Language and Gender is an introduction to the study of the relation between gender and language use, written by two leading experts in the field. This new edition, thoroughly updated and restructured, brings out more strongly an emphasis on practice and change, while retaining the broad scope of its predecessor and its accessible introductions which explain the key concepts in a non-technical way. The authors integrate issues of sexuality more thoroughly into the discussion, exploring more diverse gendered and sexual identities and practices. The core emphasis is on change, both in linguistic resources and their use and in gender and sexual ideologies and personae. This book explores how change often involves conflict and competing norms, both social and linguistic.
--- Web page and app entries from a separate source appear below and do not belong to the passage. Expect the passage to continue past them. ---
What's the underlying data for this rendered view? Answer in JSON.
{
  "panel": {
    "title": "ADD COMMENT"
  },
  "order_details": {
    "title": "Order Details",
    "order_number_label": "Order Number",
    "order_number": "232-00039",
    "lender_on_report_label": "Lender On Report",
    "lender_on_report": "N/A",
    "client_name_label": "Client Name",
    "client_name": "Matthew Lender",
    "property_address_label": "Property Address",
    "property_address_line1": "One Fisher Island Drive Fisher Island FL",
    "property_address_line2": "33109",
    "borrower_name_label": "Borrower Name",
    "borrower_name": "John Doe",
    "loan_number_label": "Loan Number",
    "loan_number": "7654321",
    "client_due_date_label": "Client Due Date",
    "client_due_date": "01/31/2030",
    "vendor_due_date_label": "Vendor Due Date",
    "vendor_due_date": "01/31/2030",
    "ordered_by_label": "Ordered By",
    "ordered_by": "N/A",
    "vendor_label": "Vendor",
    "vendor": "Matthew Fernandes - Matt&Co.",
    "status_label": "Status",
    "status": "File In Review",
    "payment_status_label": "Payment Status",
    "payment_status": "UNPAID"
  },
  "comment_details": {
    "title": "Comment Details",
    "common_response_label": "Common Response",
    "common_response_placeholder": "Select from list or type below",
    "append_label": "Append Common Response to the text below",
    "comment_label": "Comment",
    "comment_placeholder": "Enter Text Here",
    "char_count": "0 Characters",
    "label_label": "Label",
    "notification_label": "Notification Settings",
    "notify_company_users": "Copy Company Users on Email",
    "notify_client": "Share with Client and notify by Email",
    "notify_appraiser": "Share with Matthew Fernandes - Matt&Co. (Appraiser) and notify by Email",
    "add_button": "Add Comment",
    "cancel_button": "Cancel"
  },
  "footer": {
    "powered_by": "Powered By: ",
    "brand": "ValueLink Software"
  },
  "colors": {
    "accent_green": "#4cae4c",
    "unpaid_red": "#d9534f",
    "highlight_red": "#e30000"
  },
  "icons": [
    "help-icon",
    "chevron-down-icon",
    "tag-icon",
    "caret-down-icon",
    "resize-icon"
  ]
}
Drawing on their own extensive research, as well as other key literature, the authors argue that the connections between language and gender are deep yet fluid, and arise in social practice.
We map our world by categorizing its contents and its happenings – putting together diverse particulars into a single category – and relating the categories they create. One of the basic things language does is allow us to label categories, making it easier for them to figure in our shared social life, to help guide us as we make our way in the world. Gender categories like those labeled by man and woman, girl and boy play a prominent role in the social practices that sustain a gender order in which male/female is seen as a sharp dichotomy separating two fundamentally different kinds of human beings and in which gender categorization is viewed as always relevant.
Gender categories do not simply posit difference: they support hierarchy and inequality. We have practices, both linguistic and non-linguistic, that tend to conflate the gender-specific category labeled man with the generic category of human being, for which English also sometimes uses the same label, as in book titles like Man and his place in nature. We also have labeling and other categorizing practices that tend to derogate women as women and to either overlook or disparage gender and sexual minorities. And both men and women are mapped onto a variety of other socially important categories, many of which interact significantly with gender. Gender also interacts with just which parts of the terrain get mapped, which categories get noticed, elaborated, and labeled. This chapter explores some of the complex ways in which categorizing and labeling – along with controversy over categories and their labels – enter into gender practice.